_Data extracts:_
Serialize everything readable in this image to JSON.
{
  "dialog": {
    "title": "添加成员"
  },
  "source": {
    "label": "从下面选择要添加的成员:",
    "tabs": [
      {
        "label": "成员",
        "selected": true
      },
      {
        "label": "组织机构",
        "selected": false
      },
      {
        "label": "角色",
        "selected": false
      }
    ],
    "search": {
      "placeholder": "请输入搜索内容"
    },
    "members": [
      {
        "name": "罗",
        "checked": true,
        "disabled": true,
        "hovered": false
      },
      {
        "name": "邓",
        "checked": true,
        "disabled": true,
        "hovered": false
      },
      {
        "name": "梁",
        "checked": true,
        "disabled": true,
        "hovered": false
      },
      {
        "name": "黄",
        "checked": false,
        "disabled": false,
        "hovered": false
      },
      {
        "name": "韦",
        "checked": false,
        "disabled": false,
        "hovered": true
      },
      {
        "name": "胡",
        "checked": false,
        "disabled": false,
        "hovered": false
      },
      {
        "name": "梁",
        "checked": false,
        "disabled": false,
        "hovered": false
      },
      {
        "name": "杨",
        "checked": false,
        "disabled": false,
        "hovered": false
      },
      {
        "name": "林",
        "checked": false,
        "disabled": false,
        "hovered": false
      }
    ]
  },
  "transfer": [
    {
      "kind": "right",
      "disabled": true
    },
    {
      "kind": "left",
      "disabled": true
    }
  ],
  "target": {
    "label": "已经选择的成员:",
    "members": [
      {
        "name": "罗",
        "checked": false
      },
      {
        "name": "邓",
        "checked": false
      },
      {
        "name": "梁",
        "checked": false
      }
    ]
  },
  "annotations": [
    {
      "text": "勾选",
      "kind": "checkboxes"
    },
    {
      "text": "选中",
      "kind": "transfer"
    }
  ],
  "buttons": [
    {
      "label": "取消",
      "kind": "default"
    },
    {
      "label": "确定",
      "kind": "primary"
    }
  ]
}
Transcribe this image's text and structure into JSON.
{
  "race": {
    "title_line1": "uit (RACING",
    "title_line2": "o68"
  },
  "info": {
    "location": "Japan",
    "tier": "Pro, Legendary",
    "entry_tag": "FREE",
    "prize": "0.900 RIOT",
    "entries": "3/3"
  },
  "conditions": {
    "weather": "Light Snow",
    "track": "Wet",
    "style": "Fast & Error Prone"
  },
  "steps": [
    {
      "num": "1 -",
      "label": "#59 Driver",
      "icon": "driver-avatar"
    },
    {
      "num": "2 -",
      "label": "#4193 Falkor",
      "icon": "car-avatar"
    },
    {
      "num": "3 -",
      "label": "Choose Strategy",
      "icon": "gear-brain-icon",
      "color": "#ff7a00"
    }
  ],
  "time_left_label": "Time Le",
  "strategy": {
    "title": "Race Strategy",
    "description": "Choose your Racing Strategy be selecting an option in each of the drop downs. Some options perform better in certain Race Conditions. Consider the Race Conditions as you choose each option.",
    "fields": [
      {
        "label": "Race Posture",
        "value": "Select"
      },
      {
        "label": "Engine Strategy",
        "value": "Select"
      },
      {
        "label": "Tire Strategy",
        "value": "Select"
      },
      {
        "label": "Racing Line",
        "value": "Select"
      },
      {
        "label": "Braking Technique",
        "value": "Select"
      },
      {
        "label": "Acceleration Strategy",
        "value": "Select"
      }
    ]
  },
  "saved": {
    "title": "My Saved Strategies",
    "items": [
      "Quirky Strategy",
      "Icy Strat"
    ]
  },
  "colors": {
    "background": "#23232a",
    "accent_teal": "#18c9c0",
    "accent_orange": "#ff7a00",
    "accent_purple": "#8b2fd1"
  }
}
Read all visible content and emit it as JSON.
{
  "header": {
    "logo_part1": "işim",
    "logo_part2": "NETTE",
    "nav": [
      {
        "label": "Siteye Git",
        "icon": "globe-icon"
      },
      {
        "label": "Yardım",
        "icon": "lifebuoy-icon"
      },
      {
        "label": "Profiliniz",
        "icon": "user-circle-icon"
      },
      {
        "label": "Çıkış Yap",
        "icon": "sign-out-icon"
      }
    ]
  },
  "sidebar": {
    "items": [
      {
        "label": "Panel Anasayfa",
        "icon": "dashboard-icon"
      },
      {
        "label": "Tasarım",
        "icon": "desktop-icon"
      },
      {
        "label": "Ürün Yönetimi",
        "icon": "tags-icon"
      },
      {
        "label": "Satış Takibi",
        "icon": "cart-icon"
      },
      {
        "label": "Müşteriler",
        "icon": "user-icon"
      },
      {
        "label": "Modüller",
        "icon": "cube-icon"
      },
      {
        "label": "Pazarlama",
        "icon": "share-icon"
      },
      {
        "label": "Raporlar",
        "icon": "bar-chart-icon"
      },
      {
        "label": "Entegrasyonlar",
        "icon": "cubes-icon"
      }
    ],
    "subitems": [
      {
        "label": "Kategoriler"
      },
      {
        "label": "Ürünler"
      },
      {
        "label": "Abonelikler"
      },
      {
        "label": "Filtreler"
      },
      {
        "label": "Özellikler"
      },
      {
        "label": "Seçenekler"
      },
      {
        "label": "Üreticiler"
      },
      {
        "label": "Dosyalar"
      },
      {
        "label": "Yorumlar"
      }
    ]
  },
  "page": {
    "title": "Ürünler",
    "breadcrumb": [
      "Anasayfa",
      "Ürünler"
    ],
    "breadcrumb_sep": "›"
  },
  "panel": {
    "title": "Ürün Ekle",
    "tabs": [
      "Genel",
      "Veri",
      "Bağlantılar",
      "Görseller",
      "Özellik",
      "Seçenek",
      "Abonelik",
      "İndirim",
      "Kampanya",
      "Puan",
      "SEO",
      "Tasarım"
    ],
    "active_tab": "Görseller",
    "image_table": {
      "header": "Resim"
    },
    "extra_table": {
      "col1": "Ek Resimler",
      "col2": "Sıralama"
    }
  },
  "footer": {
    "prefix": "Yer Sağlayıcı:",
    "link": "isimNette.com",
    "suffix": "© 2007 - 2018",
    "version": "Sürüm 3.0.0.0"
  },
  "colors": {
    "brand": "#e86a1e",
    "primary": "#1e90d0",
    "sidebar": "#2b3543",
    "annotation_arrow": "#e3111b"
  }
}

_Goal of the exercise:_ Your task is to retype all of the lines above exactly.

_Solved exercise:_
Serialize everything readable in this image to JSON.
{
  "dialog": {
    "title": "添加成员"
  },
  "source": {
    "label": "从下面选择要添加的成员:",
    "tabs": [
      {
        "label": "成员",
        "selected": true
      },
      {
        "label": "组织机构",
        "selected": false
      },
      {
        "label": "角色",
        "selected": false
      }
    ],
    "search": {
      "placeholder": "请输入搜索内容"
    },
    "members": [
      {
        "name": "罗",
        "checked": true,
        "disabled": true,
        "hovered": false
      },
      {
        "name": "邓",
        "checked": true,
        "disabled": true,
        "hovered": false
      },
      {
        "name": "梁",
        "checked": true,
        "disabled": true,
        "hovered": false
      },
      {
        "name": "黄",
        "checked": false,
        "disabled": false,
        "hovered": false
      },
      {
        "name": "韦",
        "checked": false,
        "disabled": false,
        "hovered": true
      },
      {
        "name": "胡",
        "checked": false,
        "disabled": false,
        "hovered": false
      },
      {
        "name": "梁",
        "checked": false,
        "disabled": false,
        "hovered": false
      },
      {
        "name": "杨",
        "checked": false,
        "disabled": false,
        "hovered": false
      },
      {
        "name": "林",
        "checked": false,
        "disabled": false,
        "hovered": false
      }
    ]
  },
  "transfer": [
    {
      "kind": "right",
      "disabled": true
    },
    {
      "kind": "left",
      "disabled": true
    }
  ],
  "target": {
    "label": "已经选择的成员:",
    "members": [
      {
        "name": "罗",
        "checked": false
      },
      {
        "name": "邓",
        "checked": false
      },
      {
        "name": "梁",
        "checked": false
      }
    ]
  },
  "annotations": [
    {
      "text": "勾选",
      "kind": "checkboxes"
    },
    {
      "text": "选中",
      "kind": "transfer"
    }
  ],
  "buttons": [
    {
      "label": "取消",
      "kind": "default"
    },
    {
      "label": "确定",
      "kind": "primary"
    }
  ]
}
Transcribe this image's text and structure into JSON.
{
  "race": {
    "title_line1": "uit (RACING",
    "title_line2": "o68"
  },
  "info": {
    "location": "Japan",
    "tier": "Pro, Legendary",
    "entry_tag": "FREE",
    "prize": "0.900 RIOT",
    "entries": "3/3"
  },
  "conditions": {
    "weather": "Light Snow",
    "track": "Wet",
    "style": "Fast & Error Prone"
  },
  "steps": [
    {
      "num": "1 -",
      "label": "#59 Driver",
      "icon": "driver-avatar"
    },
    {
      "num": "2 -",
      "label": "#4193 Falkor",
      "icon": "car-avatar"
    },
    {
      "num": "3 -",
      "label": "Choose Strategy",
      "icon": "gear-brain-icon",
      "color": "#ff7a00"
    }
  ],
  "time_left_label": "Time Le",
  "strategy": {
    "title": "Race Strategy",
    "description": "Choose your Racing Strategy be selecting an option in each of the drop downs. Some options perform better in certain Race Conditions. Consider the Race Conditions as you choose each option.",
    "fields": [
      {
        "label": "Race Posture",
        "value": "Select"
      },
      {
        "label": "Engine Strategy",
        "value": "Select"
      },
      {
        "label": "Tire Strategy",
        "value": "Select"
      },
      {
        "label": "Racing Line",
        "value": "Select"
      },
      {
        "label": "Braking Technique",
        "value": "Select"
      },
      {
        "label": "Acceleration Strategy",
        "value": "Select"
      }
    ]
  },
  "saved": {
    "title": "My Saved Strategies",
    "items": [
      "Quirky Strategy",
      "Icy Strat"
    ]
  },
  "colors": {
    "background": "#23232a",
    "accent_teal": "#18c9c0",
    "accent_orange": "#ff7a00",
    "accent_purple": "#8b2fd1"
  }
}
Read all visible content and emit it as JSON.
{
  "header": {
    "logo_part1": "işim",
    "logo_part2": "NETTE",
    "nav": [
      {
        "label": "Siteye Git",
        "icon": "globe-icon"
      },
      {
        "label": "Yardım",
        "icon": "lifebuoy-icon"
      },
      {
        "label": "Profiliniz",
        "icon": "user-circle-icon"
      },
      {
        "label": "Çıkış Yap",
        "icon": "sign-out-icon"
      }
    ]
  },
  "sidebar": {
    "items": [
      {
        "label": "Panel Anasayfa",
        "icon": "dashboard-icon"
      },
      {
        "label": "Tasarım",
        "icon": "desktop-icon"
      },
      {
        "label": "Ürün Yönetimi",
        "icon": "tags-icon"
      },
      {
        "label": "Satış Takibi",
        "icon": "cart-icon"
      },
      {
        "label": "Müşteriler",
        "icon": "user-icon"
      },
      {
        "label": "Modüller",
        "icon": "cube-icon"
      },
      {
        "label": "Pazarlama",
        "icon": "share-icon"
      },
      {
        "label": "Raporlar",
        "icon": "bar-chart-icon"
      },
      {
        "label": "Entegrasyonlar",
        "icon": "cubes-icon"
      }
    ],
    "subitems": [
      {
        "label": "Kategoriler"
      },
      {
        "label": "Ürünler"
      },
      {
        "label": "Abonelikler"
      },
      {
        "label": "Filtreler"
      },
      {
        "label": "Özellikler"
      },
      {
        "label": "Seçenekler"
      },
      {
        "label": "Üreticiler"
      },
      {
        "label": "Dosyalar"
      },
      {
        "label": "Yorumlar"
      }
    ]
  },
  "page": {
    "title": "Ürünler",
    "breadcrumb": [
      "Anasayfa",
      "Ürünler"
    ],
    "breadcrumb_sep": "›"
  },
  "panel": {
    "title": "Ürün Ekle",
    "tabs": [
      "Genel",
      "Veri",
      "Bağlantılar",
      "Görseller",
      "Özellik",
      "Seçenek",
      "Abonelik",
      "İndirim",
      "Kampanya",
      "Puan",
      "SEO",
      "Tasarım"
    ],
    "active_tab": "Görseller",
    "image_table": {
      "header": "Resim"
    },
    "extra_table": {
      "col1": "Ek Resimler",
      "col2": "Sıralama"
    }
  },
  "footer": {
    "prefix": "Yer Sağlayıcı:",
    "link": "isimNette.com",
    "suffix": "© 2007 - 2018",
    "version": "Sürüm 3.0.0.0"
  },
  "colors": {
    "brand": "#e86a1e",
    "primary": "#1e90d0",
    "sidebar": "#2b3543",
    "annotation_arrow": "#e3111b"
  }
}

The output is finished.